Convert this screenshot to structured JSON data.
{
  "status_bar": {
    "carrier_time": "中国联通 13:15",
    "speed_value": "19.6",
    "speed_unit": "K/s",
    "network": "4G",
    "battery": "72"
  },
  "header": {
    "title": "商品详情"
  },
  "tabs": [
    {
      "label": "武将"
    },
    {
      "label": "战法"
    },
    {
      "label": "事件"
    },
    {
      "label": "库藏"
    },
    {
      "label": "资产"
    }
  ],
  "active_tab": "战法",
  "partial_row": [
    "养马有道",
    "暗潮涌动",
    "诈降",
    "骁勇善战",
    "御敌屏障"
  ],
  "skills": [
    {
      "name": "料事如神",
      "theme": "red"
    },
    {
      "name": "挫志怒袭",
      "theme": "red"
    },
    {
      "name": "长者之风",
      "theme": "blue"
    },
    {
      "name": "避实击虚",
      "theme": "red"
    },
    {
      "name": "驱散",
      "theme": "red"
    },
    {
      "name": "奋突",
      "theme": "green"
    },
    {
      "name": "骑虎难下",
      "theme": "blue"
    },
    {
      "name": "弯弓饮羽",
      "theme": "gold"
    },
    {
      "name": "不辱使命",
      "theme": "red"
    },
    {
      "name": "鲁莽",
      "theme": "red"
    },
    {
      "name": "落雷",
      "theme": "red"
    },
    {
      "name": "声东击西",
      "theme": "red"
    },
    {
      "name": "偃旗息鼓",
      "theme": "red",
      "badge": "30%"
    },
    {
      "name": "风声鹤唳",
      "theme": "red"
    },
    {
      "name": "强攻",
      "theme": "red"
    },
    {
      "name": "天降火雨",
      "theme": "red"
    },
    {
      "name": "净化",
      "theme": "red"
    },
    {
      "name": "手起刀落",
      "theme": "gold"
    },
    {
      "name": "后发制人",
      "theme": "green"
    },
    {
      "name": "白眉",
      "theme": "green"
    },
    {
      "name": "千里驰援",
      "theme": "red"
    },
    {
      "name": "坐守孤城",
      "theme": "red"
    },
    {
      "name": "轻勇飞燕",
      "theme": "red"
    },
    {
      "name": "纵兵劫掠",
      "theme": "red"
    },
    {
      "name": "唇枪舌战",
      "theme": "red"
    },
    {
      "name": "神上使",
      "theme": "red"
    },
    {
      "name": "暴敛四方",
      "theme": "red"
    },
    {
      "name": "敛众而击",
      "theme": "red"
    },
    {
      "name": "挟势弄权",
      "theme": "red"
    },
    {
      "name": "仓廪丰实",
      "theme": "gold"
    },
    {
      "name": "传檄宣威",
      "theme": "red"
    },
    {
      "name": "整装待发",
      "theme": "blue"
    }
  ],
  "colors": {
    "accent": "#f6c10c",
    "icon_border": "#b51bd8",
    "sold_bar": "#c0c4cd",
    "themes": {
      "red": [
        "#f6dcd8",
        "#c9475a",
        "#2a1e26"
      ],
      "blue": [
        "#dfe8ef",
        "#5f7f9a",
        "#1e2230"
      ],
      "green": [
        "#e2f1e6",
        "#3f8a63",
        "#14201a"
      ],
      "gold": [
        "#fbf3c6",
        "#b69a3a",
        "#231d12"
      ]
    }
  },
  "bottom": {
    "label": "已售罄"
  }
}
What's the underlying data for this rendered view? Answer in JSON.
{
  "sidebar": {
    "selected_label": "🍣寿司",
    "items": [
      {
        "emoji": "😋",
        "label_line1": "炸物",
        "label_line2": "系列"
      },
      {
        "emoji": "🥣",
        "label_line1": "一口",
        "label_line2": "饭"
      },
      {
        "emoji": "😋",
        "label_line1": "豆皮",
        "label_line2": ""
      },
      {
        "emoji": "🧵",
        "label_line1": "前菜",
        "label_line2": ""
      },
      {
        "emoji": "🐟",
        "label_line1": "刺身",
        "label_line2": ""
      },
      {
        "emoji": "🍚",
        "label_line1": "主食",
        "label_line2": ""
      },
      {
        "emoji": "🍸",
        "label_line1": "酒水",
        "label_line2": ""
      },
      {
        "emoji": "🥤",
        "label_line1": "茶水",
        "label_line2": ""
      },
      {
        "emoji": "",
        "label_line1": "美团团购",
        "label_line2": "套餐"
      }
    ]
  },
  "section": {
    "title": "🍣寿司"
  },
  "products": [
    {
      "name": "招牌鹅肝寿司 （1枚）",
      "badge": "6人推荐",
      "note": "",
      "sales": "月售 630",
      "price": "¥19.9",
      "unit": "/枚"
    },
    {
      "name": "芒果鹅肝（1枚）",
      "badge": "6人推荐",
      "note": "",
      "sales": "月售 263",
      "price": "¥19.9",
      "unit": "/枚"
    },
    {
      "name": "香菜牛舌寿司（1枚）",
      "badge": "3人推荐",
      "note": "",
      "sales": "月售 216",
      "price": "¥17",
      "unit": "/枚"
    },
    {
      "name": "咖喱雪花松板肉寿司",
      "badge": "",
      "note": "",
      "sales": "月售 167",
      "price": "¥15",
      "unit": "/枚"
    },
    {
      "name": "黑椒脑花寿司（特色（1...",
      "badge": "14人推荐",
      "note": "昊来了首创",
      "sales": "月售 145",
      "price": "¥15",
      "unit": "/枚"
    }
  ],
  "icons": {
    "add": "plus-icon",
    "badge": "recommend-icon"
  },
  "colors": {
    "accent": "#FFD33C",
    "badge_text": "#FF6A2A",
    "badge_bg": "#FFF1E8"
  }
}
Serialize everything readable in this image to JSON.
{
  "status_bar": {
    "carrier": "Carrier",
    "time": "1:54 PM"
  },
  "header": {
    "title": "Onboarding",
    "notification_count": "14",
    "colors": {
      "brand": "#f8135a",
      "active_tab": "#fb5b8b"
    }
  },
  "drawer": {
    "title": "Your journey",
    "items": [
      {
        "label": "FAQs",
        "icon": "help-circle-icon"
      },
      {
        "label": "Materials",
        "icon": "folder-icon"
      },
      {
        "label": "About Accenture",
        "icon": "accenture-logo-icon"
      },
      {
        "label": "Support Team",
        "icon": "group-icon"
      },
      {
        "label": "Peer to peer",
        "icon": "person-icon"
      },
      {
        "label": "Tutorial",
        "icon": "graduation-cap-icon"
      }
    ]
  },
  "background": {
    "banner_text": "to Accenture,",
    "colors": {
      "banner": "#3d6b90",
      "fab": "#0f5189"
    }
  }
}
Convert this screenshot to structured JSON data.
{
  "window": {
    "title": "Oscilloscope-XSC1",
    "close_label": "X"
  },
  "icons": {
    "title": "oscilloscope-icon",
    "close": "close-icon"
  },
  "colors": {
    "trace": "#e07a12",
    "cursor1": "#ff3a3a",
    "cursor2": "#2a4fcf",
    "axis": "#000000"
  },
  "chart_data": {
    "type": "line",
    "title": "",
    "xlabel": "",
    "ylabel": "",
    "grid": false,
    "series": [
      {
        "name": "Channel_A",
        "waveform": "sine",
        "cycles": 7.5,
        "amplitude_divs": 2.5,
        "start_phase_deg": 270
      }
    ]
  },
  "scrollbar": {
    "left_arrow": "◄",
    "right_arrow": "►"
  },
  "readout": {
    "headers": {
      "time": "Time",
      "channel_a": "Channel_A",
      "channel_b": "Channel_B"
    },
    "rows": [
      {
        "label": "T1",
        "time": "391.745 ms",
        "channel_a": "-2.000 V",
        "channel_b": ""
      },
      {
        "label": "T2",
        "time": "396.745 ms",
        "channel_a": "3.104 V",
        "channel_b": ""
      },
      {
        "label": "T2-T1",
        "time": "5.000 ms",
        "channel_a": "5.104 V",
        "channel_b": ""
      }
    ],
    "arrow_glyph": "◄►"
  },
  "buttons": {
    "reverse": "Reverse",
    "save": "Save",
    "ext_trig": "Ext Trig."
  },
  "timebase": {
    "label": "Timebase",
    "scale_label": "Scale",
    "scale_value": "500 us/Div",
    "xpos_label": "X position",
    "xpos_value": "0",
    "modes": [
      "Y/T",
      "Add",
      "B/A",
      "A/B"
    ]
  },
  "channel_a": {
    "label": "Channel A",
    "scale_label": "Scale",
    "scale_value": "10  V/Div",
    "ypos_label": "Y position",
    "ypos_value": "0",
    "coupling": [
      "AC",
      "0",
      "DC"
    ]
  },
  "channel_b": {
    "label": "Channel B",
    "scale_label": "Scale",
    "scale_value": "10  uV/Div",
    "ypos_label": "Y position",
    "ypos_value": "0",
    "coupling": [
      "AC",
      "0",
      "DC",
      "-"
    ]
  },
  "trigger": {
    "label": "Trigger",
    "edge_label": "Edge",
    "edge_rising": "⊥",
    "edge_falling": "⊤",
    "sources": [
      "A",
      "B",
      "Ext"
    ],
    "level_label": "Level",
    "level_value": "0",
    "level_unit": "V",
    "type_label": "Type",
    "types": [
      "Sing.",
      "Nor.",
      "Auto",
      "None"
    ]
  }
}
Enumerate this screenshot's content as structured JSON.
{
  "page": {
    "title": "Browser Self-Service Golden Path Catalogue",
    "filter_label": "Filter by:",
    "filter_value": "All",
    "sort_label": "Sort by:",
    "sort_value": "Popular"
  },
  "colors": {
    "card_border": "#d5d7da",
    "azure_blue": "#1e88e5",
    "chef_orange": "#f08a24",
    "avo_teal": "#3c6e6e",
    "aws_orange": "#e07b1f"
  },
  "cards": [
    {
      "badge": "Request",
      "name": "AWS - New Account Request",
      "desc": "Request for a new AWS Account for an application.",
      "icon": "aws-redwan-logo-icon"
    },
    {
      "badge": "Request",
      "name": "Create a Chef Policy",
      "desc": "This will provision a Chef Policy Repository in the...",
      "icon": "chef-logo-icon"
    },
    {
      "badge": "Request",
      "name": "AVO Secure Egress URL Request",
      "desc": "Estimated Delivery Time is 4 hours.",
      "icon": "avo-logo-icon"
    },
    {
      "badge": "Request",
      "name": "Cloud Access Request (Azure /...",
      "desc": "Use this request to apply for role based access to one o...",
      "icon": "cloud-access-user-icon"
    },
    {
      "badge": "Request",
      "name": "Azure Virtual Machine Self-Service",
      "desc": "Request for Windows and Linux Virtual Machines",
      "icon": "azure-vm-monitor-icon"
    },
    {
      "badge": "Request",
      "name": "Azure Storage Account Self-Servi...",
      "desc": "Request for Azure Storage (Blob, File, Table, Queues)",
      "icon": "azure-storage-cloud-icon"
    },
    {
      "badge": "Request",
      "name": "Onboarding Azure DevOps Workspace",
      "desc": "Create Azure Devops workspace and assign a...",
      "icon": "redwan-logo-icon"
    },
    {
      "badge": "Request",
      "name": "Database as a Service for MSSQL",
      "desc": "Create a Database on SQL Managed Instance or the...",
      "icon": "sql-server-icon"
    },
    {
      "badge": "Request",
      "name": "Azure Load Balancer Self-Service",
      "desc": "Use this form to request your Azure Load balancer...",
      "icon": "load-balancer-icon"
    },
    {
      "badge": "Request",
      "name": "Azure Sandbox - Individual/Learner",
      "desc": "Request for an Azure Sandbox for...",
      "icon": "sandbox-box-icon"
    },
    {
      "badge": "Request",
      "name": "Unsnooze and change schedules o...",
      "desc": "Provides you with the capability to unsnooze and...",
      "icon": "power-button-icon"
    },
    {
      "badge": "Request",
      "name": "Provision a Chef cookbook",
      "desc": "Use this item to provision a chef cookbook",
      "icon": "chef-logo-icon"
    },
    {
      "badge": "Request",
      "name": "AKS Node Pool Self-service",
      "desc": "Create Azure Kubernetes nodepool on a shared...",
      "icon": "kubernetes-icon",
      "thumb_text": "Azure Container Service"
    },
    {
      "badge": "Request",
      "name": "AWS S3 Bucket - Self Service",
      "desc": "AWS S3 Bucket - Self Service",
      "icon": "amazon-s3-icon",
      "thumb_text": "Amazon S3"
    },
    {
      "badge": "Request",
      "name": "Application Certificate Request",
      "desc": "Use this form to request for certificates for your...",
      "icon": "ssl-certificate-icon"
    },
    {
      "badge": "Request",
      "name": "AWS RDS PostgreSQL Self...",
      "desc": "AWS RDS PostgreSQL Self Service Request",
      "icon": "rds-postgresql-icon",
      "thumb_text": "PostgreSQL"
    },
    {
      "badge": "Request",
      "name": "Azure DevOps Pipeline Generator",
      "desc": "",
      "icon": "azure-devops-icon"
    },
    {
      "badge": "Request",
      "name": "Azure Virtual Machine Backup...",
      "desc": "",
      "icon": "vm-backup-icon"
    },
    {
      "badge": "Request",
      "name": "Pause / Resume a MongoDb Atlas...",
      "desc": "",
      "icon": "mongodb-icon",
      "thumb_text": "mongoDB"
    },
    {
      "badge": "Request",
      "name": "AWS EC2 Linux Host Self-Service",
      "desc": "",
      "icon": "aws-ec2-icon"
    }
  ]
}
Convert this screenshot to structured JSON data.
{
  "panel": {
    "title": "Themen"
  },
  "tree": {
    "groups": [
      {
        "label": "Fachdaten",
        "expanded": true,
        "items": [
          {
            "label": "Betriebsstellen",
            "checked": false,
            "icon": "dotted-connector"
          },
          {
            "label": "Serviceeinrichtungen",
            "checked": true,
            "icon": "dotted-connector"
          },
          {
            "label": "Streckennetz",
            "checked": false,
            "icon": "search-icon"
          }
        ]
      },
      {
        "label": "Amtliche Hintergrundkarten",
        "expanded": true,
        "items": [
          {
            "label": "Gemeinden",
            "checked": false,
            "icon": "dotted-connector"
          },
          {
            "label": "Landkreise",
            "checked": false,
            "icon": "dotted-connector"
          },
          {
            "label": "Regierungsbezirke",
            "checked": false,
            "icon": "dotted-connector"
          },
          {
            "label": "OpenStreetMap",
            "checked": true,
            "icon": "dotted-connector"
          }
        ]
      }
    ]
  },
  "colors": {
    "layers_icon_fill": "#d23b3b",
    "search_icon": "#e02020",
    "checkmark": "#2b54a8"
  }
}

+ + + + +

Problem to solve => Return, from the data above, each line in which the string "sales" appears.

Exercise output =>
      "sales": "月售 630",
      "sales": "月售 263",
      "sales": "月售 216",
      "sales": "月售 167",
      "sales": "月售 145",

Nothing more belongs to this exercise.